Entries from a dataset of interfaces

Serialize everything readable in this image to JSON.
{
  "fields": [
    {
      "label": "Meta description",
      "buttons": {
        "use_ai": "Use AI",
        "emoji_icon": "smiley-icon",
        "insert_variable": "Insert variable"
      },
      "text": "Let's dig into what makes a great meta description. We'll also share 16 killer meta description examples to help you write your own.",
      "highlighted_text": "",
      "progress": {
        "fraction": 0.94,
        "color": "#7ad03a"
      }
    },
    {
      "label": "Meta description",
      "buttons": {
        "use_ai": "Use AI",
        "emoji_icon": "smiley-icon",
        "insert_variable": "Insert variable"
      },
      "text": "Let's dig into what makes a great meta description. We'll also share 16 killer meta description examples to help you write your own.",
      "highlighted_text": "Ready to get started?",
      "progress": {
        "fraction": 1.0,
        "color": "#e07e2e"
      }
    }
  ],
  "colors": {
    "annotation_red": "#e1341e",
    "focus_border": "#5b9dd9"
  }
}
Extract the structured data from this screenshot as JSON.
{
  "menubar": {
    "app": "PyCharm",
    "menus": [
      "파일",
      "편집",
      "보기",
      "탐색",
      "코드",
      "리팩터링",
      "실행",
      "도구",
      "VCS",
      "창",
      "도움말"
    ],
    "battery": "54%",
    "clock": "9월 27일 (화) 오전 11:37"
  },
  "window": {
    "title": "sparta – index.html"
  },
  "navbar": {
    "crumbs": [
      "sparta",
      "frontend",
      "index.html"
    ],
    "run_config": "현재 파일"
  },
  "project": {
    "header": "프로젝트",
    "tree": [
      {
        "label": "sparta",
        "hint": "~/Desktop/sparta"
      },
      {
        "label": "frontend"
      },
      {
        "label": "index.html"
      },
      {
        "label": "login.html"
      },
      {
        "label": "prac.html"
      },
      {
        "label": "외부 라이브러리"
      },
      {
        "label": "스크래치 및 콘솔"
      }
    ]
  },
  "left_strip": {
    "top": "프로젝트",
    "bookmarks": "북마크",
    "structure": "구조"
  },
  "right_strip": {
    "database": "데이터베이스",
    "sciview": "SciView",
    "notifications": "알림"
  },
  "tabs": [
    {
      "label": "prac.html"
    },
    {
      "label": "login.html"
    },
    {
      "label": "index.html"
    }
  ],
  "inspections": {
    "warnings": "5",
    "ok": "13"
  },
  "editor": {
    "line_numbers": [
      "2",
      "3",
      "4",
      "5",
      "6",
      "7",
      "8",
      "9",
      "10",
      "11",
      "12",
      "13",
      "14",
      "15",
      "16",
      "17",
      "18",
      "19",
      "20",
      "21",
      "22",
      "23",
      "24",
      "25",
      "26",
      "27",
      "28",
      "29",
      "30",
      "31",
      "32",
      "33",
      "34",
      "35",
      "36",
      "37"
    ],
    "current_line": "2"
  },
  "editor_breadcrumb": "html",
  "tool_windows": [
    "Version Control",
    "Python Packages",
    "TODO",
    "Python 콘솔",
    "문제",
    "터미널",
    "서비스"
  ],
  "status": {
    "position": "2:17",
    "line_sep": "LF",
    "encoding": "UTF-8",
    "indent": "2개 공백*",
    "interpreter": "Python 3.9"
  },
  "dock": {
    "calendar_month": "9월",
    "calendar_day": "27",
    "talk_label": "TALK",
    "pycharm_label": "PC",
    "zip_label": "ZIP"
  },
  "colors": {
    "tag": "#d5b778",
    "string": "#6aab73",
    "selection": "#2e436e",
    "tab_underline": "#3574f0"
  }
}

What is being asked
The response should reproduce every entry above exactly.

Answer area
Serialize everything readable in this image to JSON.
{
  "fields": [
    {
      "label": "Meta description",
      "buttons": {
        "use_ai": "Use AI",
        "emoji_icon": "smiley-icon",
        "insert_variable": "Insert variable"
      },
      "text": "Let's dig into what makes a great meta description. We'll also share 16 killer meta description examples to help you write your own.",
      "highlighted_text": "",
      "progress": {
        "fraction": 0.94,
        "color": "#7ad03a"
      }
    },
    {
      "label": "Meta description",
      "buttons": {
        "use_ai": "Use AI",
        "emoji_icon": "smiley-icon",
        "insert_variable": "Insert variable"
      },
      "text": "Let's dig into what makes a great meta description. We'll also share 16 killer meta description examples to help you write your own.",
      "highlighted_text": "Ready to get started?",
      "progress": {
        "fraction": 1.0,
        "color": "#e07e2e"
      }
    }
  ],
  "colors": {
    "annotation_red": "#e1341e",
    "focus_border": "#5b9dd9"
  }
}
Extract the structured data from this screenshot as JSON.
{
  "menubar": {
    "app": "PyCharm",
    "menus": [
      "파일",
      "편집",
      "보기",
      "탐색",
      "코드",
      "리팩터링",
      "실행",
      "도구",
      "VCS",
      "창",
      "도움말"
    ],
    "battery": "54%",
    "clock": "9월 27일 (화) 오전 11:37"
  },
  "window": {
    "title": "sparta – index.html"
  },
  "navbar": {
    "crumbs": [
      "sparta",
      "frontend",
      "index.html"
    ],
    "run_config": "현재 파일"
  },
  "project": {
    "header": "프로젝트",
    "tree": [
      {
        "label": "sparta",
        "hint": "~/Desktop/sparta"
      },
      {
        "label": "frontend"
      },
      {
        "label": "index.html"
      },
      {
        "label": "login.html"
      },
      {
        "label": "prac.html"
      },
      {
        "label": "외부 라이브러리"
      },
      {
        "label": "스크래치 및 콘솔"
      }
    ]
  },
  "left_strip": {
    "top": "프로젝트",
    "bookmarks": "북마크",
    "structure": "구조"
  },
  "right_strip": {
    "database": "데이터베이스",
    "sciview": "SciView",
    "notifications": "알림"
  },
  "tabs": [
    {
      "label": "prac.html"
    },
    {
      "label": "login.html"
    },
    {
      "label": "index.html"
    }
  ],
  "inspections": {
    "warnings": "5",
    "ok": "13"
  },
  "editor": {
    "line_numbers": [
      "2",
      "3",
      "4",
      "5",
      "6",
      "7",
      "8",
      "9",
      "10",
      "11",
      "12",
      "13",
      "14",
      "15",
      "16",
      "17",
      "18",
      "19",
      "20",
      "21",
      "22",
      "23",
      "24",
      "25",
      "26",
      "27",
      "28",
      "29",
      "30",
      "31",
      "32",
      "33",
      "34",
      "35",
      "36",
      "37"
    ],
    "current_line": "2"
  },
  "editor_breadcrumb": "html",
  "tool_windows": [
    "Version Control",
    "Python Packages",
    "TODO",
    "Python 콘솔",
    "문제",
    "터미널",
    "서비스"
  ],
  "status": {
    "position": "2:17",
    "line_sep": "LF",
    "encoding": "UTF-8",
    "indent": "2개 공백*",
    "interpreter": "Python 3.9"
  },
  "dock": {
    "calendar_month": "9월",
    "calendar_day": "27",
    "talk_label": "TALK",
    "pycharm_label": "PC",
    "zip_label": "ZIP"
  },
  "colors": {
    "tag": "#d5b778",
    "string": "#6aab73",
    "selection": "#2e436e",
    "tab_underline": "#3574f0"
  }
}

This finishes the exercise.